═══ MATERIAL FOR THIS TASK

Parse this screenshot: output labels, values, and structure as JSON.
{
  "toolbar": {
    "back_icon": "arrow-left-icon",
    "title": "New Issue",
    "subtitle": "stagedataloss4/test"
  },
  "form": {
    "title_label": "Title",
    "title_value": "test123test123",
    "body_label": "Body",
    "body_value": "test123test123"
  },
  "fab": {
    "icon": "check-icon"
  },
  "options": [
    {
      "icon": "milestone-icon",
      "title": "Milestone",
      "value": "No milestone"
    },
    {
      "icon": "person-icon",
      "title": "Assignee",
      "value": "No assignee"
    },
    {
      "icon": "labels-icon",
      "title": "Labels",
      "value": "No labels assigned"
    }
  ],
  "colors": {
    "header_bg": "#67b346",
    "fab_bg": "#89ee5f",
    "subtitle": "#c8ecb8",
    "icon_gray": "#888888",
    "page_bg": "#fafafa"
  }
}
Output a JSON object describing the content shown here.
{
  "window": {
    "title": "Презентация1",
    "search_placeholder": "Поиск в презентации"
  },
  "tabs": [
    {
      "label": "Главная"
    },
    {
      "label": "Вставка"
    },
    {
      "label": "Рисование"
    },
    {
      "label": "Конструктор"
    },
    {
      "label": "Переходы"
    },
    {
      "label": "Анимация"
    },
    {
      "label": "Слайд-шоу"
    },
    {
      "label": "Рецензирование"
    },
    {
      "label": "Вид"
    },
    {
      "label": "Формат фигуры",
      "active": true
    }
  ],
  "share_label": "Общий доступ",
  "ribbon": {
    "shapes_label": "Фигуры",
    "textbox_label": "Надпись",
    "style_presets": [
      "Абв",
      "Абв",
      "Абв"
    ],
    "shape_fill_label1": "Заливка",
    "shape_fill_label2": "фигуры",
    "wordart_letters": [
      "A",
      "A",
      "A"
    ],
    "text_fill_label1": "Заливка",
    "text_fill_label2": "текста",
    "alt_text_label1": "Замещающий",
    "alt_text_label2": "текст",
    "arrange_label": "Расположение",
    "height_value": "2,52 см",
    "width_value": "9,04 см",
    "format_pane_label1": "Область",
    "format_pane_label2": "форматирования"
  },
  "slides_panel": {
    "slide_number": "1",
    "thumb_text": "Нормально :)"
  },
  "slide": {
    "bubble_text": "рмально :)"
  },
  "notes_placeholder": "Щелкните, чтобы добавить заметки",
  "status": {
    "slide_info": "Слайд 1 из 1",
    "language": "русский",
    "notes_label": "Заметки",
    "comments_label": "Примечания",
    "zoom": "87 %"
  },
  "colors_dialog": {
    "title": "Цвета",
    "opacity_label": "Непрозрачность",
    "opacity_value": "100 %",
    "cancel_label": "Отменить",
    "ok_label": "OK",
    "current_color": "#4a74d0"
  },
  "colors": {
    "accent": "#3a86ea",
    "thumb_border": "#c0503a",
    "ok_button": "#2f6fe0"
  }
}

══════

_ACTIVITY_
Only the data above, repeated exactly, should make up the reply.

_SOLUTION TO THE PROBLEM_
Parse this screenshot: output labels, values, and structure as JSON.
{
  "toolbar": {
    "back_icon": "arrow-left-icon",
    "title": "New Issue",
    "subtitle": "stagedataloss4/test"
  },
  "form": {
    "title_label": "Title",
    "title_value": "test123test123",
    "body_label": "Body",
    "body_value": "test123test123"
  },
  "fab": {
    "icon": "check-icon"
  },
  "options": [
    {
      "icon": "milestone-icon",
      "title": "Milestone",
      "value": "No milestone"
    },
    {
      "icon": "person-icon",
      "title": "Assignee",
      "value": "No assignee"
    },
    {
      "icon": "labels-icon",
      "title": "Labels",
      "value": "No labels assigned"
    }
  ],
  "colors": {
    "header_bg": "#67b346",
    "fab_bg": "#89ee5f",
    "subtitle": "#c8ecb8",
    "icon_gray": "#888888",
    "page_bg": "#fafafa"
  }
}
Output a JSON object describing the content shown here.
{
  "window": {
    "title": "Презентация1",
    "search_placeholder": "Поиск в презентации"
  },
  "tabs": [
    {
      "label": "Главная"
    },
    {
      "label": "Вставка"
    },
    {
      "label": "Рисование"
    },
    {
      "label": "Конструктор"
    },
    {
      "label": "Переходы"
    },
    {
      "label": "Анимация"
    },
    {
      "label": "Слайд-шоу"
    },
    {
      "label": "Рецензирование"
    },
    {
      "label": "Вид"
    },
    {
      "label": "Формат фигуры",
      "active": true
    }
  ],
  "share_label": "Общий доступ",
  "ribbon": {
    "shapes_label": "Фигуры",
    "textbox_label": "Надпись",
    "style_presets": [
      "Абв",
      "Абв",
      "Абв"
    ],
    "shape_fill_label1": "Заливка",
    "shape_fill_label2": "фигуры",
    "wordart_letters": [
      "A",
      "A",
      "A"
    ],
    "text_fill_label1": "Заливка",
    "text_fill_label2": "текста",
    "alt_text_label1": "Замещающий",
    "alt_text_label2": "текст",
    "arrange_label": "Расположение",
    "height_value": "2,52 см",
    "width_value": "9,04 см",
    "format_pane_label1": "Область",
    "format_pane_label2": "форматирования"
  },
  "slides_panel": {
    "slide_number": "1",
    "thumb_text": "Нормально :)"
  },
  "slide": {
    "bubble_text": "рмально :)"
  },
  "notes_placeholder": "Щелкните, чтобы добавить заметки",
  "status": {
    "slide_info": "Слайд 1 из 1",
    "language": "русский",
    "notes_label": "Заметки",
    "comments_label": "Примечания",
    "zoom": "87 %"
  },
  "colors_dialog": {
    "title": "Цвета",
    "opacity_label": "Непрозрачность",
    "opacity_value": "100 %",
    "cancel_label": "Отменить",
    "ok_label": "OK",
    "current_color": "#4a74d0"
  },
  "colors": {
    "accent": "#3a86ea",
    "thumb_border": "#c0503a",
    "ok_button": "#2f6fe0"
  }
}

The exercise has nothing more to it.